WWI Single-engine Reconnaissance Biplane, France
Archive Photos 1
Caudron G.3 (3066) c.1994 at the Royal Air Force Museum London, Hendon Aerodrome, London, England (John Shupek photos)
1914 Caudron G.3 (C.1077, s/n 1914-2, N3943P, replica) c.2003 at the Old Rhinebeck Aerodrome, Rhinebeck, NY (John Shupek photos)
Caudron G.3 (C.324) 9/27/2000 at the Musée de l'air et de l'espace, Paris, France. (Photo by John Shupek taken on 9/27/200, Copyright © 2000 Skytamer Images)
The Caudron G.3 was a Single-engine French biplane built by Caudron, widely used in World War I as a reconnaissance aircraft and trainer.
The Caudron G.3 was designed by René and Gaston Caudron as a development of their earlier Caudron G.2 for military use. It first flew in May 1914 at their Le Crotoy aerodrome.
The aircraft had a short crew nacelle, with a single engine in the nose of the nacelle, and an open tailboom truss. It was of sesquiplane layout, and used wing warping for lateral control, although this was replaced by conventional ailerons fitted on the upper wing in late production aircraft. Usually, the G.3 was not armed, although sometimes light machine guns and small bombs were fitted.

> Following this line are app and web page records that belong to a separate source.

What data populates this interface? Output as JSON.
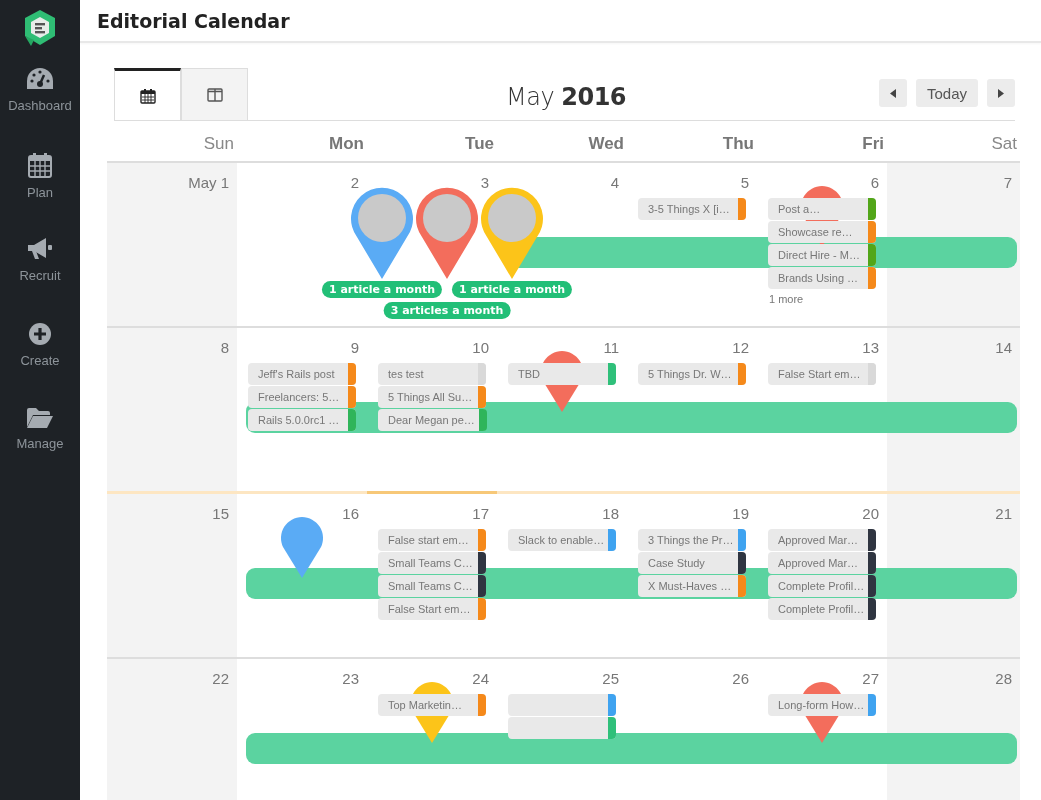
{
  "sidebar": {
    "items": [
      {
        "label": "Dashboard"
      },
      {
        "label": "Plan"
      },
      {
        "label": "Recruit"
      },
      {
        "label": "Create"
      },
      {
        "label": "Manage"
      }
    ]
  },
  "header": {
    "title": "Editorial Calendar"
  },
  "toolbar": {
    "views": [
      {
        "selected": true
      },
      {
        "selected": false
      }
    ],
    "month": "May",
    "year": "2016",
    "today_button": "Today"
  },
  "calendar": {
    "columns": [
      {
        "label": "Sun",
        "weekend": true
      },
      {
        "label": "Mon",
        "weekend": false
      },
      {
        "label": "Tue",
        "weekend": false
      },
      {
        "label": "Wed",
        "weekend": false
      },
      {
        "label": "Thu",
        "weekend": false
      },
      {
        "label": "Fri",
        "weekend": false
      },
      {
        "label": "Sat",
        "weekend": true
      }
    ],
    "weeks": [
      {
        "days": [
          {
            "date": "May 1",
            "today": false
          },
          {
            "date": "2",
            "today": false
          },
          {
            "date": "3",
            "today": false,
            "pins": [
              {
                "kind": "avatar",
                "color": "#5aabf5",
                "badge": "**1** article a month"
              },
              {
                "kind": "avatar",
                "color": "#f36d5c",
                "badge": "**3** articles a month"
              }
            ]
          },
          {
            "date": "4",
            "today": false,
            "pins": [
              {
                "kind": "avatar",
                "color": "#fcc419",
                "badge": "**1** article a month"
              }
            ]
          },
          {
            "date": "5",
            "today": false,
            "events": [
              {
                "title": "3-5 Things X [i…",
                "color": "#f5891a"
              }
            ]
          },
          {
            "date": "6",
            "today": false,
            "events": [
              {
                "title": "Post a…",
                "color": "#52a619"
              },
              {
                "title": "Showcase re…",
                "color": "#f5891a"
              },
              {
                "title": "Direct Hire - M…",
                "color": "#52a619"
              },
              {
                "title": "Brands Using …",
                "color": "#f5891a"
              }
            ],
            "more": "1 more",
            "pins": [
              {
                "kind": "plain",
                "color": "#f36d5c"
              }
            ]
          },
          {
            "date": "7",
            "today": false
          }
        ]
      },
      {
        "days": [
          {
            "date": "8",
            "today": false
          },
          {
            "date": "9",
            "today": false,
            "events": [
              {
                "title": "Jeff's Rails post",
                "color": "#f5891a"
              },
              {
                "title": "Freelancers: 5…",
                "color": "#f5891a"
              },
              {
                "title": "Rails 5.0.0rc1 …",
                "color": "#2fb55a"
              }
            ]
          },
          {
            "date": "10",
            "today": false,
            "events": [
              {
                "title": "tes test",
                "color": "#d9d9d9"
              },
              {
                "title": "5 Things All Su…",
                "color": "#f5891a"
              },
              {
                "title": "Dear Megan pe…",
                "color": "#2fb55a"
              }
            ]
          },
          {
            "date": "11",
            "today": false,
            "events": [
              {
                "title": "TBD",
                "color": "#2fc07a"
              }
            ],
            "pins": [
              {
                "kind": "plain",
                "color": "#f36d5c"
              }
            ]
          },
          {
            "date": "12",
            "today": false,
            "events": [
              {
                "title": "5 Things Dr. W…",
                "color": "#f5891a"
              }
            ]
          },
          {
            "date": "13",
            "today": false,
            "events": [
              {
                "title": "False Start em…",
                "color": "#d9d9d9"
              }
            ]
          },
          {
            "date": "14",
            "today": false
          }
        ]
      },
      {
        "days": [
          {
            "date": "15",
            "today": false
          },
          {
            "date": "16",
            "today": false,
            "pins": [
              {
                "kind": "plain",
                "color": "#5aabf5"
              }
            ]
          },
          {
            "date": "17",
            "today": true,
            "events": [
              {
                "title": "False start em…",
                "color": "#f5891a"
              },
              {
                "title": "Small Teams C…",
                "color": "#2f3541"
              },
              {
                "title": "Small Teams C…",
                "color": "#2f3541"
              },
              {
                "title": "False Start em…",
                "color": "#f5891a"
              }
            ]
          },
          {
            "date": "18",
            "today": false,
            "events": [
              {
                "title": "Slack to enable…",
                "color": "#3fa3f0"
              }
            ]
          },
          {
            "date": "19",
            "today": false,
            "events": [
              {
                "title": "3 Things the Pr…",
                "color": "#3fa3f0"
              },
              {
                "title": "Case Study",
                "color": "#2f3541"
              },
              {
                "title": "X Must-Haves …",
                "color": "#f5891a"
              }
            ]
          },
          {
            "date": "20",
            "today": false,
            "events": [
              {
                "title": "Approved Mar…",
                "color": "#2f3541"
              },
              {
                "title": "Approved Mar…",
                "color": "#2f3541"
              },
              {
                "title": "Complete Profil…",
                "color": "#2f3541"
              },
              {
                "title": "Complete Profil…",
                "color": "#2f3541"
              }
            ]
          },
          {
            "date": "21",
            "today": false
          }
        ]
      },
      {
        "days": [
          {
            "date": "22",
            "today": false
          },
          {
            "date": "23",
            "today": false
          },
          {
            "date": "24",
            "today": false,
            "events": [
              {
                "title": "Top Marketin…",
                "color": "#f5891a"
              }
            ],
            "pins": [
              {
                "kind": "plain",
                "color": "#fcc419"
              }
            ]
          },
          {
            "date": "25",
            "today": false,
            "events": [
              {
                "color": "#3fa3f0"
              },
              {
                "color": "#2fc07a"
              }
            ]
          },
          {
            "date": "26",
            "today": false
          },
          {
            "date": "27",
            "today": false,
            "events": [
              {
                "title": "Long-form How…",
                "color": "#3fa3f0"
              }
            ],
            "pins": [
              {
                "kind": "plain",
                "color": "#f36d5c"
              }
            ]
          },
          {
            "date": "28",
            "today": false
          }
        ]
      }
    ]
  }
}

It was ordered in large quantities following the outbreak of the First World War with the Caudron factories building 1,423 of the 2,450 built in France. 233 were also built in England and 166 built in France along with several other countries. The Caudron brothers did not charge a licensing fee for the design, as an act of patriotism.
It was followed in production by the Caudron G.4, which was a Twin-engine development.
Operational History 2
The Caudron G.3 equipped Escadrille C.11 of the French Aéronautique Militaire at the outbreak of war, and was well-suited for reconnaissance use, proving stable and having good visibility. As the war progressed, its low performance and lack of armament made it too vulnerable for front line service, and it was withdrawn from front line operations in mid-1916.
The Italians also used the G.3 for reconnaissance on a wide scale until 1917, as did the British RFC (continuing operations until October 1917), who fitted some with light bombs and machine guns for ground attack. The Australian Flying Corps operated the G.3 during the Mesopotamian campaign of 1915-16.
It continued in use as a trainer until well after the end of the war. Chinese Fengtian clique warlord Caudron G.3s remained in service as trainers until the Mukden Incident of 1931, when many were captured by the Japanese.
In 1921 Adrienne Bolland, a French test pilot working for Caudron, made the first crossing of the Andes by a woman, flying between Argentina and Chile in a G.3.
Most G.3s were the A.2 model, used by various airforces for artillery spotting on the Western front, in Russia and in the Middle East. The G.3 D.2 was a two-seat trainer, equipped with dual controls and the E.2 was a basic trainer. The R.1 version (rouleur or roller) was used by France and the United States Air Service for taxi training, with the wing trimmed down to prevent its becoming airborne. The last version, the G.3. L2, was equipped with a more powerful 100 hp Anzani 10 radial engine. In Germany, Gotha built a few copies of the G.3 as the LD.3 and LD.4 (Land Doppeldecker - "Land Biplane").
Caudron G.3s are displayed in several museums, including:
Specifications (G.3) 2